- Officials in Lafayette County, Wisconsin quickly back off “completely bananas” suggestion of prosecuting news outlets that report “selectively” on water quality test results [Bruce Vielmetti, Milwaukee Journal-Sentinel, Patrick Marley update]
- Some IP claims are real killers: heirs of photographer known for famed Che Guevara image send takedown demand to maker of parody t-shirt [Paul Alan Levy]
Triple-distilled madness to outrun most any Portlandia script: “If a majority of the Portland Planning and Sustainability Commission has its way, new private buildings downtown will be required to include spaces where houseless Portlanders can ‘rest,’ which could include sleeping and pitching tents.” [Nigel Jaquiss, Willamette Week]
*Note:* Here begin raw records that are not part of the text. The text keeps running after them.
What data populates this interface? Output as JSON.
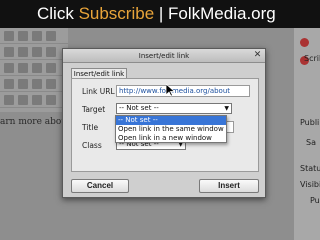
{
  "banner": {
    "prefix": "Click ",
    "subscribe": "Subscribe",
    "suffix": " | FolkMedia.org"
  },
  "background": {
    "editor_text": "arn more about u",
    "right_labels": [
      "Scrib",
      "Publi",
      "Sa",
      "Status",
      "Visibi",
      "Pu"
    ]
  },
  "dialog": {
    "title": "Insert/edit link",
    "close_icon": "close-icon",
    "tab": "Insert/edit link",
    "link_url": {
      "label": "Link URL",
      "value": "http://www.folkmedia.org/about"
    },
    "target": {
      "label": "Target",
      "selected": "-- Not set --"
    },
    "title_field": {
      "label": "Title",
      "value": ""
    },
    "class_field": {
      "label": "Class",
      "selected": "-- Not set --"
    },
    "target_options": [
      "-- Not set --",
      "Open link in the same window",
      "Open link in a new window"
    ],
    "cancel_label": "Cancel",
    "insert_label": "Insert"
  },
  "colors": {
    "banner_bg": "#111111",
    "subscribe": "#e8a43a",
    "selection": "#3875d7",
    "link_text": "#1b4f9e"
  }
}
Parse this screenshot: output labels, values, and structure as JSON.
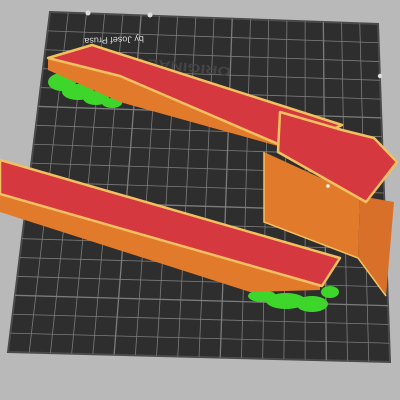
{
  "viewport": {
    "bed": {
      "logo_text": "ORIGINAL PRUSA",
      "logo_subtitle": "by Josef Prusa"
    },
    "colors": {
      "background": "#b9b9b9",
      "bed_surface": "#2e2e2e",
      "grid_line": "#7c7c7c",
      "bed_edge": "#4a4a4a",
      "part_top": "#d5383e",
      "part_side": "#e27a2b",
      "part_edge": "#f2c060",
      "support": "#3fd62b"
    },
    "parts": [
      {
        "name": "long-channel-back"
      },
      {
        "name": "long-channel-front"
      },
      {
        "name": "corner-bracket"
      }
    ]
  }
}
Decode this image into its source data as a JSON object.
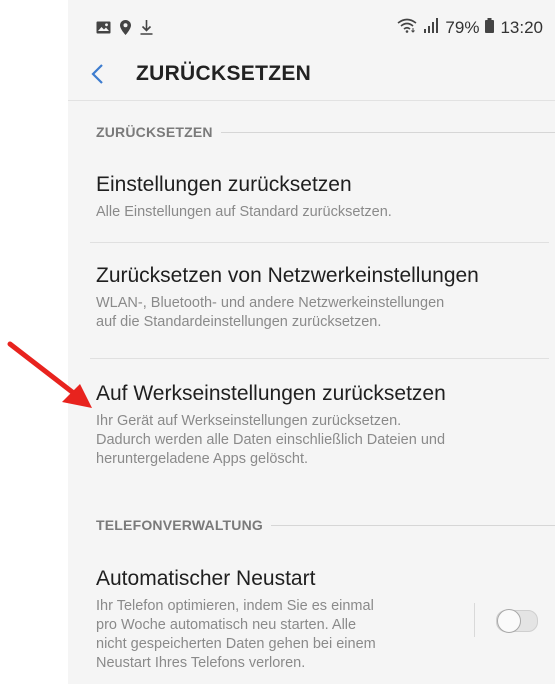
{
  "status_bar": {
    "battery": "79%",
    "time": "13:20",
    "icons_left": [
      "image-icon",
      "location-icon",
      "download-icon"
    ],
    "icons_right": [
      "wifi-icon",
      "signal-icon",
      "battery-icon"
    ]
  },
  "header": {
    "title": "ZURÜCKSETZEN",
    "back_icon": "chevron-left-icon"
  },
  "sections": [
    {
      "label": "ZURÜCKSETZEN",
      "items": [
        {
          "title": "Einstellungen zurücksetzen",
          "desc": [
            "Alle Einstellungen auf Standard zurücksetzen."
          ]
        },
        {
          "title": "Zurücksetzen von Netzwerkeinstellungen",
          "desc": [
            "WLAN-, Bluetooth- und andere Netzwerkeinstellungen",
            "auf die Standardeinstellungen zurücksetzen."
          ]
        },
        {
          "title": "Auf Werkseinstellungen zurücksetzen",
          "desc": [
            "Ihr Gerät auf Werkseinstellungen zurücksetzen.",
            "Dadurch werden alle Daten einschließlich Dateien und",
            "heruntergeladene Apps gelöscht."
          ]
        }
      ]
    },
    {
      "label": "TELEFONVERWALTUNG",
      "items": [
        {
          "title": "Automatischer Neustart",
          "desc": [
            "Ihr Telefon optimieren, indem Sie es einmal",
            "pro Woche automatisch neu starten. Alle",
            "nicht gespeicherten Daten gehen bei einem",
            "Neustart Ihres Telefons verloren."
          ],
          "toggle_on": false
        }
      ]
    }
  ],
  "colors": {
    "accent": "#3d7ccf",
    "annotation_arrow": "#e8231e"
  }
}
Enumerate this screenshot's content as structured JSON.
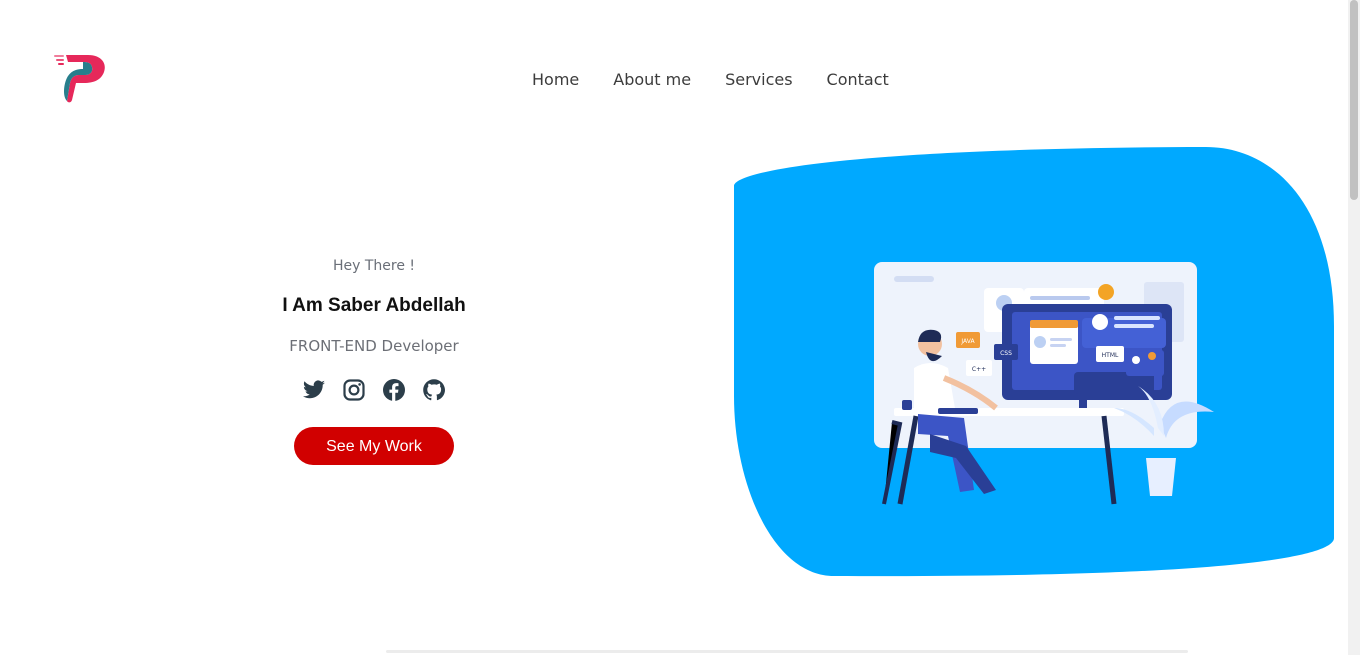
{
  "brand": {
    "logo": "p-letter-logo",
    "colors": {
      "pink": "#e6285a",
      "teal": "#0f7080"
    }
  },
  "nav": {
    "items": [
      {
        "label": "Home"
      },
      {
        "label": "About me"
      },
      {
        "label": "Services"
      },
      {
        "label": "Contact"
      }
    ]
  },
  "hero": {
    "greeting": "Hey There !",
    "name": "I Am Saber Abdellah",
    "role": "FRONT-END Developer",
    "cta_label": "See My Work",
    "socials": [
      "twitter-icon",
      "instagram-icon",
      "facebook-icon",
      "github-icon"
    ],
    "illustration": "developer-at-desk-illustration",
    "illustration_badges": [
      "JAVA",
      "CSS",
      "C++",
      "HTML"
    ]
  },
  "colors": {
    "accent": "#d10000",
    "blob": "#00a9ff",
    "icon": "#2c3e4a"
  }
}
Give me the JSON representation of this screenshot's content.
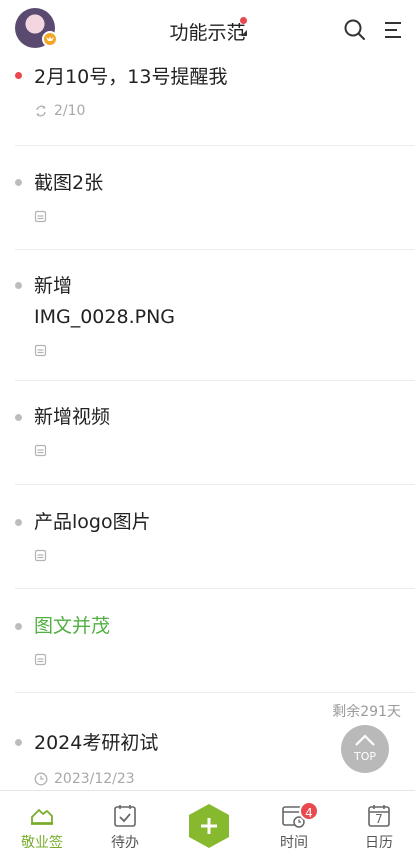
{
  "header": {
    "title": "功能示范"
  },
  "items": [
    {
      "title": "2月10号，13号提醒我",
      "meta": "2/10",
      "meta_icon": "repeat-icon",
      "bullet": "red"
    },
    {
      "title": "截图2张",
      "meta": "",
      "meta_icon": "attachment-icon",
      "bullet": "gray"
    },
    {
      "title_line1": "新增",
      "title_line2": "IMG_0028.PNG",
      "meta": "",
      "meta_icon": "attachment-icon",
      "bullet": "gray"
    },
    {
      "title": "新增视频",
      "meta": "",
      "meta_icon": "attachment-icon",
      "bullet": "gray"
    },
    {
      "title": "产品logo图片",
      "meta": "",
      "meta_icon": "attachment-icon",
      "bullet": "gray"
    },
    {
      "title": "图文并茂",
      "meta": "",
      "meta_icon": "attachment-icon",
      "bullet": "gray",
      "title_color": "#52b043"
    },
    {
      "title": "2024考研初试",
      "meta": "2023/12/23",
      "meta_icon": "clock-icon",
      "bullet": "gray",
      "remain": "剩余291天"
    }
  ],
  "top_button": {
    "label": "TOP"
  },
  "tabbar": {
    "tabs": [
      {
        "label": "敬业签",
        "icon": "home-icon",
        "active": true
      },
      {
        "label": "待办",
        "icon": "todo-icon"
      },
      {
        "label": "",
        "icon": "add-icon"
      },
      {
        "label": "时间",
        "icon": "time-icon",
        "badge": "4"
      },
      {
        "label": "日历",
        "icon": "calendar-icon",
        "day": "7"
      }
    ]
  },
  "colors": {
    "accent": "#79ad2b",
    "add_button": "#86b92e",
    "alert": "#e8484e",
    "green_text": "#52b043"
  }
}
“If a state like New York can bend and twist legal concepts like that of securities fraud to carry on an essentially political vendetta against a corporate enemy, how safe are other businesses?” My new Cato post reports on a judge’s scathing rejection of a case that should never have been brought, the New York Attorney General’s attempt to hang fraud charges on Exxon over its statements on climate change.
- U.S. Chamber’s annual lawsuit climate survey ranks Illinois as nation’s worst this year [Institute for Legal Reform]
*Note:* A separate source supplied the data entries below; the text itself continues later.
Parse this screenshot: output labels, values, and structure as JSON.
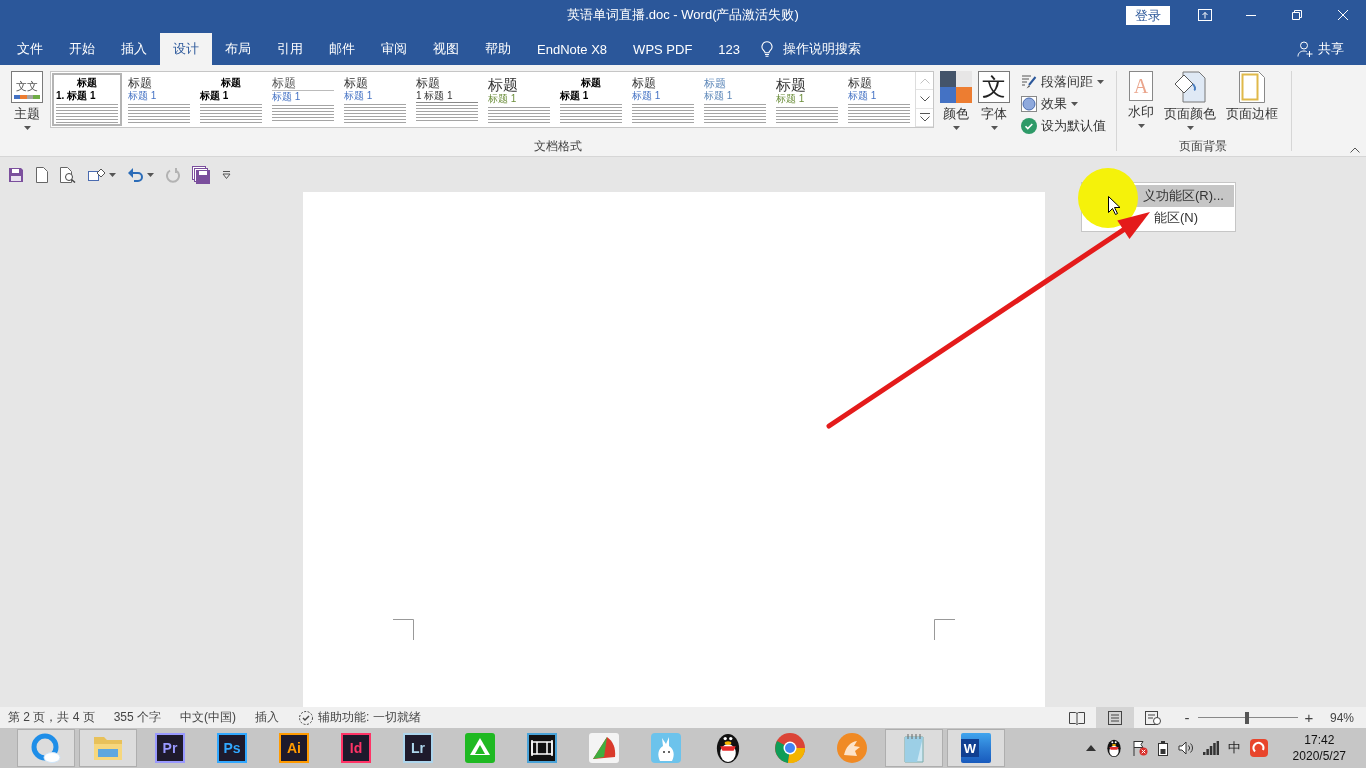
{
  "window": {
    "title": "英语单词直播.doc - Word(产品激活失败)",
    "sign_in": "登录"
  },
  "tabs": [
    {
      "label": "文件",
      "selected": false
    },
    {
      "label": "开始",
      "selected": false
    },
    {
      "label": "插入",
      "selected": false
    },
    {
      "label": "设计",
      "selected": true
    },
    {
      "label": "布局",
      "selected": false
    },
    {
      "label": "引用",
      "selected": false
    },
    {
      "label": "邮件",
      "selected": false
    },
    {
      "label": "审阅",
      "selected": false
    },
    {
      "label": "视图",
      "selected": false
    },
    {
      "label": "帮助",
      "selected": false
    },
    {
      "label": "EndNote X8",
      "selected": false
    },
    {
      "label": "WPS PDF",
      "selected": false
    },
    {
      "label": "123",
      "selected": false
    }
  ],
  "tell_me": {
    "label": "操作说明搜索"
  },
  "share": {
    "label": "共享"
  },
  "ribbon": {
    "document_formatting": {
      "label": "文档格式",
      "theme_button": {
        "label": "主题",
        "icon_text": "文文",
        "has_menu": true
      },
      "style_gallery": [
        {
          "kind": "centered",
          "heading": "标题",
          "subheading": "1. 标题 1",
          "selected": true
        },
        {
          "kind": "plain",
          "heading": "标题",
          "subheading": "标题 1",
          "selected": false
        },
        {
          "kind": "centered",
          "heading": "标题",
          "subheading": "标题 1",
          "selected": false
        },
        {
          "kind": "underlined",
          "heading": "标题",
          "subheading": "标题 1",
          "selected": false
        },
        {
          "kind": "plain",
          "heading": "标题",
          "subheading": "标题 1",
          "selected": false
        },
        {
          "kind": "ruled",
          "heading": "标题",
          "subheading": "1 标题 1",
          "selected": false
        },
        {
          "kind": "large",
          "heading": "标题",
          "subheading": "标题 1",
          "selected": false
        },
        {
          "kind": "centered",
          "heading": "标题",
          "subheading": "标题 1",
          "selected": false
        },
        {
          "kind": "plain",
          "heading": "标题",
          "subheading": "标题 1",
          "selected": false
        },
        {
          "kind": "accent",
          "heading": "标题",
          "subheading": "标题 1",
          "selected": false
        },
        {
          "kind": "large",
          "heading": "标题",
          "subheading": "标题 1",
          "selected": false
        },
        {
          "kind": "plain",
          "heading": "标题",
          "subheading": "标题 1",
          "selected": false
        }
      ],
      "gallery_scroll": [
        {
          "kind": "up",
          "disabled": true
        },
        {
          "kind": "down",
          "disabled": false
        },
        {
          "kind": "more",
          "disabled": false
        }
      ],
      "colors_button": {
        "label": "颜色",
        "has_menu": true
      },
      "fonts_button": {
        "label": "字体",
        "icon_text": "文",
        "has_menu": true
      },
      "small_buttons": [
        {
          "kind": "paragraph-spacing",
          "label": "段落间距",
          "has_menu": true
        },
        {
          "kind": "effects",
          "label": "效果",
          "has_menu": true
        },
        {
          "kind": "set-default",
          "label": "设为默认值",
          "has_menu": false
        }
      ]
    },
    "page_background": {
      "label": "页面背景",
      "buttons": [
        {
          "kind": "watermark",
          "label": "水印",
          "icon_text": "A",
          "has_menu": true
        },
        {
          "kind": "page-color",
          "label": "页面颜色",
          "has_menu": true
        },
        {
          "kind": "page-borders",
          "label": "页面边框",
          "has_menu": false
        }
      ]
    }
  },
  "quick_access": [
    {
      "kind": "save",
      "has_menu": false,
      "disabled": false
    },
    {
      "kind": "new",
      "has_menu": false,
      "disabled": false
    },
    {
      "kind": "print-preview",
      "has_menu": false,
      "disabled": false
    },
    {
      "kind": "shapes",
      "has_menu": true,
      "disabled": false
    },
    {
      "kind": "undo",
      "has_menu": true,
      "disabled": false
    },
    {
      "kind": "redo",
      "has_menu": false,
      "disabled": true
    },
    {
      "kind": "save-all",
      "has_menu": false,
      "disabled": false
    },
    {
      "kind": "customize",
      "has_menu": false,
      "disabled": false
    }
  ],
  "context_menu": {
    "items": [
      {
        "label": "义功能区(R)...",
        "selected": true
      },
      {
        "label": "能区(N)",
        "selected": false
      }
    ]
  },
  "status_bar": {
    "items": [
      {
        "kind": "text",
        "label": "第 2 页，共 4 页"
      },
      {
        "kind": "text",
        "label": "355 个字"
      },
      {
        "kind": "text",
        "label": "中文(中国)"
      },
      {
        "kind": "text",
        "label": "插入"
      },
      {
        "kind": "accessibility",
        "label": "辅助功能: 一切就绪"
      }
    ],
    "views": [
      {
        "kind": "read",
        "selected": false
      },
      {
        "kind": "print",
        "selected": true
      },
      {
        "kind": "web",
        "selected": false
      }
    ],
    "zoom": {
      "minus": "-",
      "plus": "+",
      "level": 0.49,
      "reading": "94%"
    }
  },
  "taskbar": {
    "apps": [
      {
        "kind": "browser",
        "active": true
      },
      {
        "kind": "folder",
        "active": true
      },
      {
        "kind": "tile",
        "label": "Pr",
        "color": "#9999ff",
        "active": false
      },
      {
        "kind": "tile",
        "label": "Ps",
        "color": "#31a8ff",
        "active": false
      },
      {
        "kind": "tile",
        "label": "Ai",
        "color": "#ff9a00",
        "active": false
      },
      {
        "kind": "tile",
        "label": "Id",
        "color": "#ff3366",
        "active": false
      },
      {
        "kind": "tile",
        "label": "Lr",
        "color": "#add5ec",
        "active": false
      },
      {
        "kind": "green-app",
        "active": false
      },
      {
        "kind": "film",
        "active": false
      },
      {
        "kind": "red-green-app",
        "active": false
      },
      {
        "kind": "bunny",
        "active": false
      },
      {
        "kind": "penguin",
        "active": false
      },
      {
        "kind": "chrome",
        "active": false
      },
      {
        "kind": "fox",
        "active": false
      },
      {
        "kind": "notepad",
        "active": true
      },
      {
        "kind": "word",
        "label": "W",
        "active": true
      }
    ],
    "tray": [
      {
        "kind": "chevron"
      },
      {
        "kind": "penguin"
      },
      {
        "kind": "flag-error"
      },
      {
        "kind": "battery"
      },
      {
        "kind": "speaker"
      },
      {
        "kind": "signal"
      },
      {
        "kind": "ime",
        "label": "中"
      },
      {
        "kind": "sogou"
      }
    ],
    "time": "17:42",
    "date": "2020/5/27"
  }
}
- Withholding material helpful to the defense: “Time for a Brady-type disclosure requirement for federal government in False Claims Act litigation” [Stephen A. Wood, Washington Legal Foundation]
- “Both sides need to learn that frequently the best response to immature behavior is to ignore it. Don’t react, don’t sink to the other side’s level, don’t try to fight fire with fire.” Advice from a federal judge to the lawyers in a Florida case [Eugene Volokh; Doscher v. Apologetics Afield, Inc.]
- Expert witness follies: litigation funders are filling the old tort lawyer role of bankrolling dodgy research on which future litigation campaigns can be based [Jim Beck]
- Back in July I linked a grim assessment of Pennsylvania’s Oberdorf v. Amazon decision expanding product liability for retail platforms. Here’s a less grim one that came out around the same time [Gus Hurwitz, Truth on the Market]
- By South Florida standards, those $1 million lawsuit fraud charges against an ADA lawyer the other day aren’t especially big; last year feds shut down an auto-claims ring they said cleared $23 million and involved “chiropractors, attorneys, clinic owners and tow-truck drivers.” [Paula McMahon, South Florida Sun-Sentinel; Insurance Fraud Hall of Shame]